IMHO, breastfeeding is more challenging than pregnancy and labor combined. I know a lot of mamas share this same experience. Every culture and nation has its own breastfeeding culture. African countries, at present, seem to hold the torch for highest rates of breastfeeding while western nations, like France, seem to be less “pro-breast”. The World Health Organization (WHO) recommends babies be breastfed for up to two years. During the first 2 months of breastfeeding, the thought of even doing it for six months was daunting, if not terrifying.
After the first 4-5 days of colostrum, my son was fed formula for two weeks. I had developed Cellulitis from delivery complications as well as Mastitis and was placed on narcotics and antibiotics. Both of these medications, although cleared as “safe” by my PCP, were not acceptable as being transferred through my breastmilk to my son. I had made the difficult decision to risk losing my milk supply so that he could remain medication free. There were a lot of tears and mom guilt involved.
To prevent losing my milk supply, I manually expressed milk every 3-4 hours for two weeks.
After I stopped taking medications, I began to breastfeed my son once in the morning. During the next 1-2 weeks, I slowly added feeding sessions as my milk supply increased. I understand that many women in the same situation would not have been able to maintain and build back their milk supply. I feel very fortunate.
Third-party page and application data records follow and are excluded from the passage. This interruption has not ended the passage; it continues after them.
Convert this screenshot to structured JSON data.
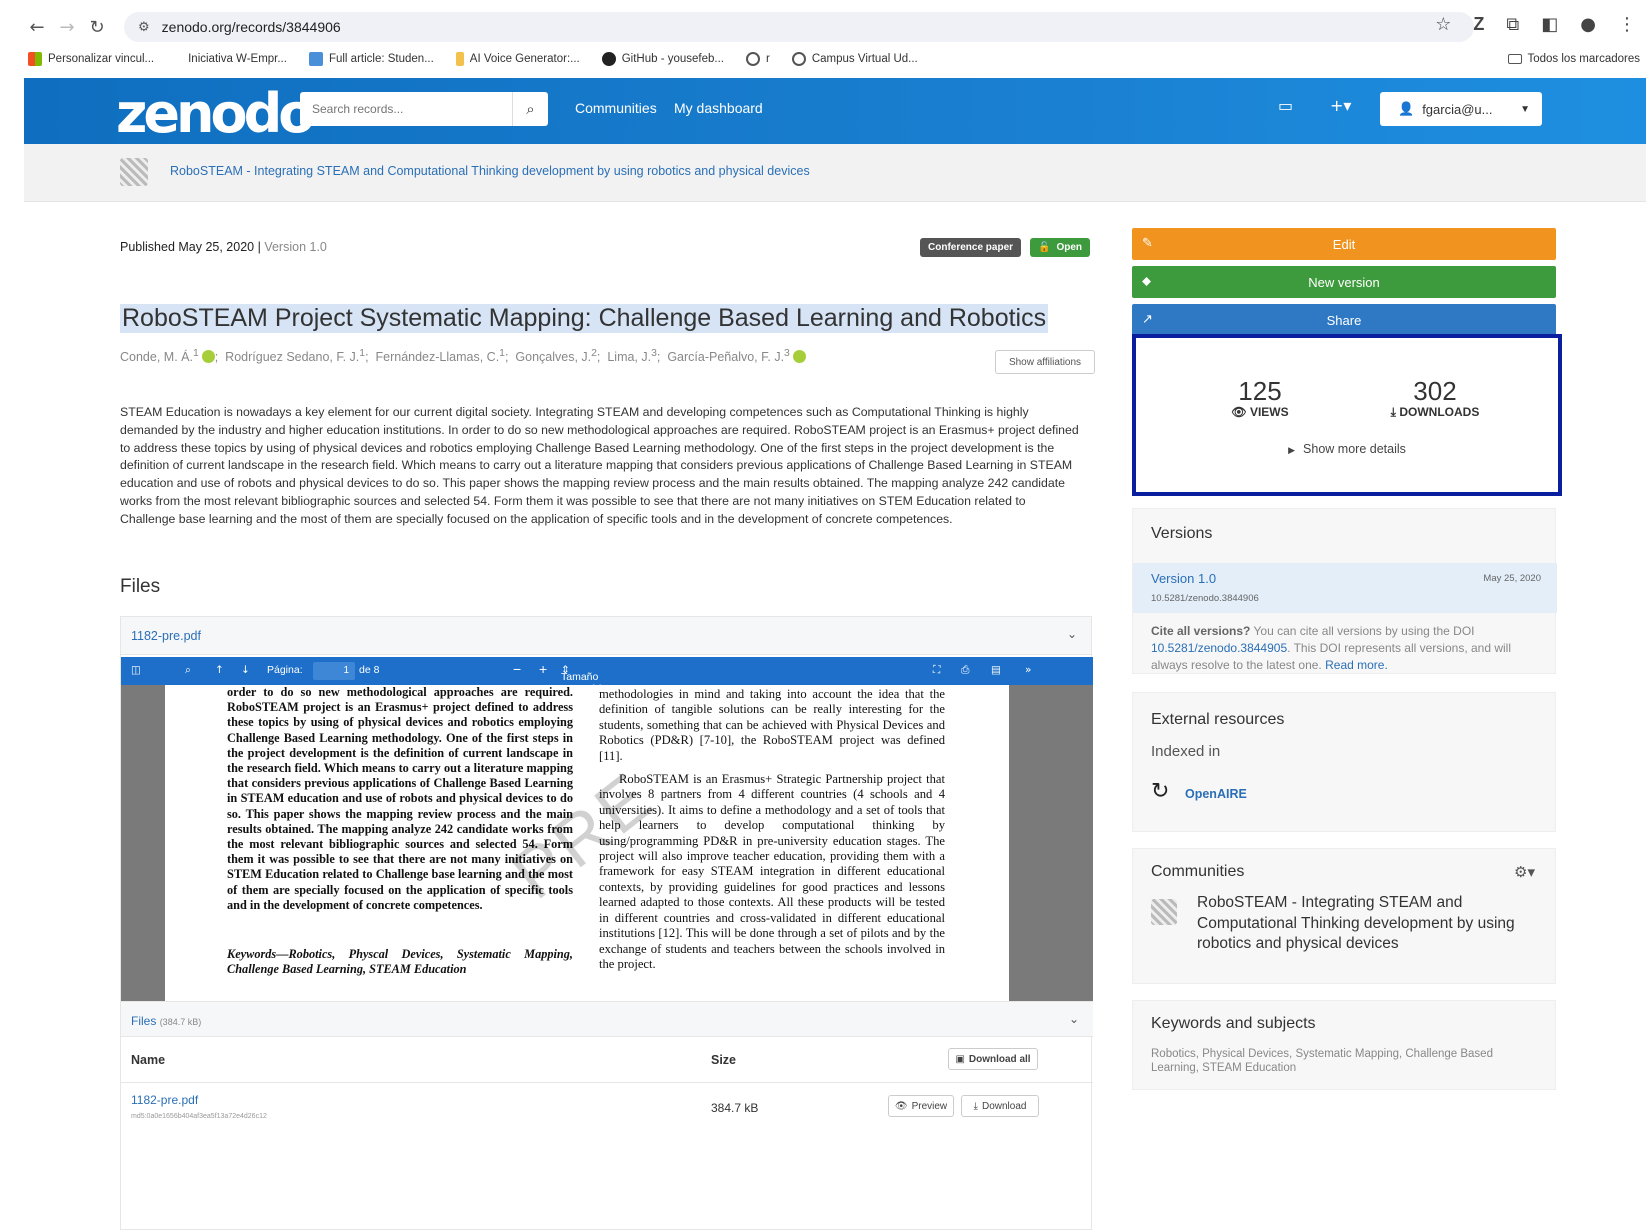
{
  "browser": {
    "url": "zenodo.org/records/3844906",
    "bookmarks": [
      {
        "label": "Personalizar vincul...",
        "color": "#e84c3d"
      },
      {
        "label": "Iniciativa W-Empr...",
        "color": "transparent"
      },
      {
        "label": "Full article: Studen...",
        "color": "#4a90d9"
      },
      {
        "label": "AI Voice Generator:...",
        "color": "#f2c14e"
      },
      {
        "label": "GitHub - yousefeb...",
        "color": "#222"
      },
      {
        "label": "r",
        "color": "#666"
      },
      {
        "label": "Campus Virtual Ud...",
        "color": "#666"
      }
    ],
    "all_bookmarks": "Todos los marcadores"
  },
  "header": {
    "logo": "zenodo",
    "search_placeholder": "Search records...",
    "nav": [
      "Communities",
      "My dashboard"
    ],
    "user": "fgarcia@u..."
  },
  "community_bar": {
    "link": "RoboSTEAM - Integrating STEAM and Computational Thinking development by using robotics and physical devices"
  },
  "record": {
    "published": "Published May 25, 2020",
    "version": "Version 1.0",
    "badges": {
      "type": "Conference paper",
      "access": "Open"
    },
    "title": "RoboSTEAM Project Systematic Mapping: Challenge Based Learning and Robotics",
    "authors": [
      "Conde, M. Á.",
      "Rodríguez Sedano, F. J.",
      "Fernández-Llamas, C.",
      "Gonçalves, J.",
      "Lima, J.",
      "García-Peñalvo, F. J."
    ],
    "author_sup": [
      "1",
      "1",
      "1",
      "2",
      "3",
      "3"
    ],
    "show_affiliations": "Show affiliations",
    "abstract": "STEAM Education is nowadays a key element for our current digital society. Integrating STEAM and developing competences such as Computational Thinking is highly demanded by the industry and higher education institutions. In order to do so new methodological approaches are required. RoboSTEAM project is an Erasmus+ project defined to address these topics by using of physical devices and robotics employing Challenge Based Learning methodology. One of the first steps in the project development is the definition of current landscape in the research field. Which means to carry out a literature mapping that considers previous applications of Challenge Based Learning in STEAM education and use of robots and physical devices to do so. This paper shows the mapping review process and the main results obtained. The mapping analyze 242 candidate works from the most relevant bibliographic sources and selected 54. Form them it was possible to see that there are not many initiatives on STEM Education related to Challenge base learning and the most of them are specially focused on the application of specific tools and in the development of concrete competences."
  },
  "files": {
    "heading": "Files",
    "preview_file": "1182-pre.pdf",
    "pdf_toolbar": {
      "page_label": "Página:",
      "page": "1",
      "of": "de 8",
      "zoom": "Tamaño automático"
    },
    "pdf_col1": "order to do so new methodological approaches are required. RoboSTEAM project is an Erasmus+ project defined to address these topics by using of physical devices and robotics employing Challenge Based Learning methodology. One of the first steps in the project development is the definition of current landscape in the research field. Which means to carry out a literature mapping that considers previous applications of Challenge Based Learning in STEAM education and use of robots and physical devices to do so. This paper shows the mapping review process and the main results obtained. The mapping analyze 242 candidate works from the most relevant bibliographic sources and selected 54. Form them it was possible to see that there are not many initiatives on STEM Education related to Challenge base learning and the most of them are specially focused on the application of specific tools and in the development of concrete competences.",
    "pdf_keywords": "Keywords—Robotics, Physcal Devices, Systematic Mapping, Challenge Based Learning, STEAM Education",
    "pdf_col2_p1": "methodologies in mind and taking into account the idea that the definition of tangible solutions can be really interesting for the students, something that can be achieved with Physical Devices and Robotics (PD&R) [7-10], the RoboSTEAM project was defined [11].",
    "pdf_col2_p2": "RoboSTEAM is an Erasmus+ Strategic Partnership project that involves 8 partners from 4 different countries (4 schools and 4 universities). It aims to define a methodology and a set of tools that help learners to develop computational thinking by using/programming PD&R in pre-university education stages. The project will also improve teacher education, providing them with a framework for easy STEAM integration in different educational contexts, by providing guidelines for good practices and lessons learned adapted to those contexts. All these products will be tested in different countries and cross-validated in different educational institutions [12]. This will be done through a set of pilots and by the exchange of students and teachers between the schools involved in the project.",
    "watermark": "PRE",
    "list_label": "Files",
    "list_size": "(384.7 kB)",
    "col_name": "Name",
    "col_size": "Size",
    "download_all": "Download all",
    "row": {
      "name": "1182-pre.pdf",
      "md5": "md5:0a0e1656b404af3ea5f13a72e4d26c12",
      "size": "384.7 kB",
      "preview": "Preview",
      "download": "Download"
    }
  },
  "sidebar": {
    "edit": "Edit",
    "new_version": "New version",
    "share": "Share",
    "views": "125",
    "views_label": "VIEWS",
    "downloads": "302",
    "downloads_label": "DOWNLOADS",
    "more_details": "Show more details",
    "versions": {
      "heading": "Versions",
      "item": "Version 1.0",
      "doi": "10.5281/zenodo.3844906",
      "date": "May 25, 2020",
      "cite_bold": "Cite all versions?",
      "cite_text": "You can cite all versions by using the DOI",
      "cite_doi": "10.5281/zenodo.3844905",
      "cite_rest": ". This DOI represents all versions, and will always resolve to the latest one.",
      "read_more": "Read more."
    },
    "external": {
      "heading": "External resources",
      "indexed": "Indexed in",
      "openaire": "OpenAIRE"
    },
    "communities": {
      "heading": "Communities",
      "item": "RoboSTEAM - Integrating STEAM and Computational Thinking development by using robotics and physical devices"
    },
    "keywords": {
      "heading": "Keywords and subjects",
      "text": "Robotics, Physical Devices, Systematic Mapping, Challenge Based Learning, STEAM Education"
    }
  },
  "colors": {
    "edit": "#f0941f",
    "new_version": "#3d9a3d",
    "share": "#2f78c4",
    "highlight_box": "#0a1fa0",
    "conference_badge": "#555555",
    "open_badge": "#3d9a3d"
  }
}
That’s not to say that I didn’t experience many challenges along the way: cracked, bleeding, and sore nipples, nipple bleps, anxiety about my son’s weight gain, etc.
My son still feeds every 1.5-2 hours for up to 50 minutes at a time. It’s completely exhausting and some days I shudder at the thought of breastfeeding for the months, or weeks, ahead. My solution for this anxiety? One simple mantra: one feeding session at a time.
Despite all the challenges, I deeply enjoying breastfeeding my son. It is a bonding experience unlike any other. It amazes me that I can nourish my baby and provide him with antibodies, vitamins, and minerals that help him thrive. I sympathize with women who are not able to breastfeed their babies. I also understand why women choose not to. It’s hard and it’s not for everyone. I personally am just grateful that I get to nourish my baby in the way that I choose.
TLDR; Breastfeeding isn’t easy. I wasn’t able to breastfeed for the first weeks. Luckily, I was able to rebuild my milk supply slowly. I am blessed.